▶ [ACTION ITEM] Only the number is needed: how many lines of the records include "icon"?

======== DATASET EXTRACT

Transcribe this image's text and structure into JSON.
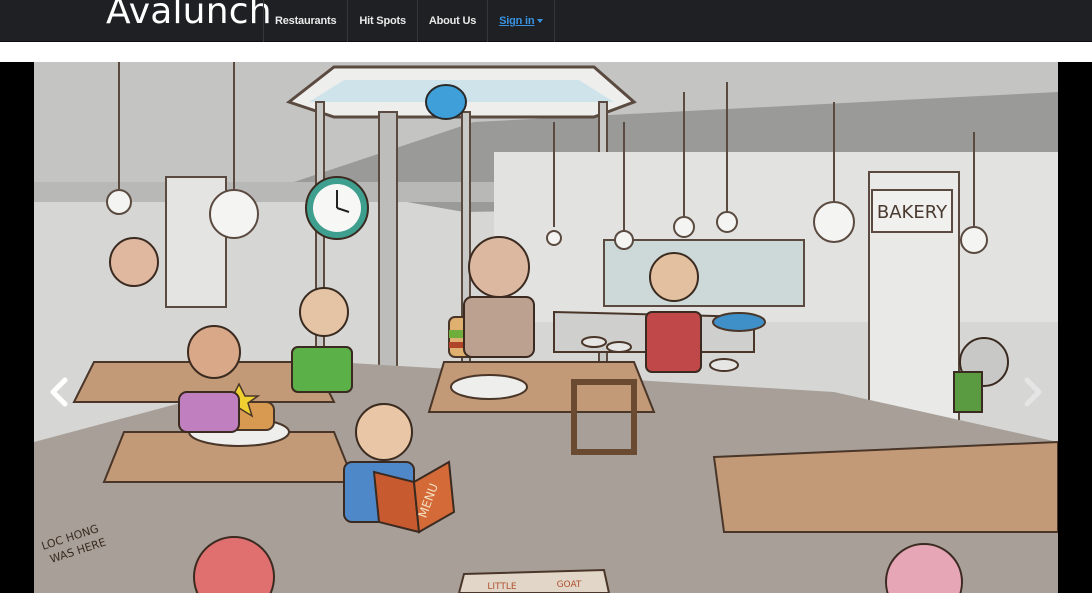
{
  "header": {
    "brand": "Avalunch",
    "nav": [
      {
        "label": "Restaurants"
      },
      {
        "label": "Hit Spots"
      },
      {
        "label": "About Us"
      },
      {
        "label": "Sign in"
      }
    ]
  },
  "carousel": {
    "signs": {
      "bakery": "BAKERY",
      "menu": "MENU",
      "graffiti_line1": "LOC HONG",
      "graffiti_line2": "WAS HERE",
      "mat_left": "LITTLE",
      "mat_right": "GOAT"
    },
    "prev_icon": "chevron-left-icon",
    "next_icon": "chevron-right-icon"
  },
  "colors": {
    "navbar_bg": "#1f2023",
    "link_blue": "#3a93e0",
    "wall": "#d8d8d6",
    "floor": "#a69e96",
    "table_wood": "#c29a77"
  }
}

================

▶ [TASK RESPONSE] 2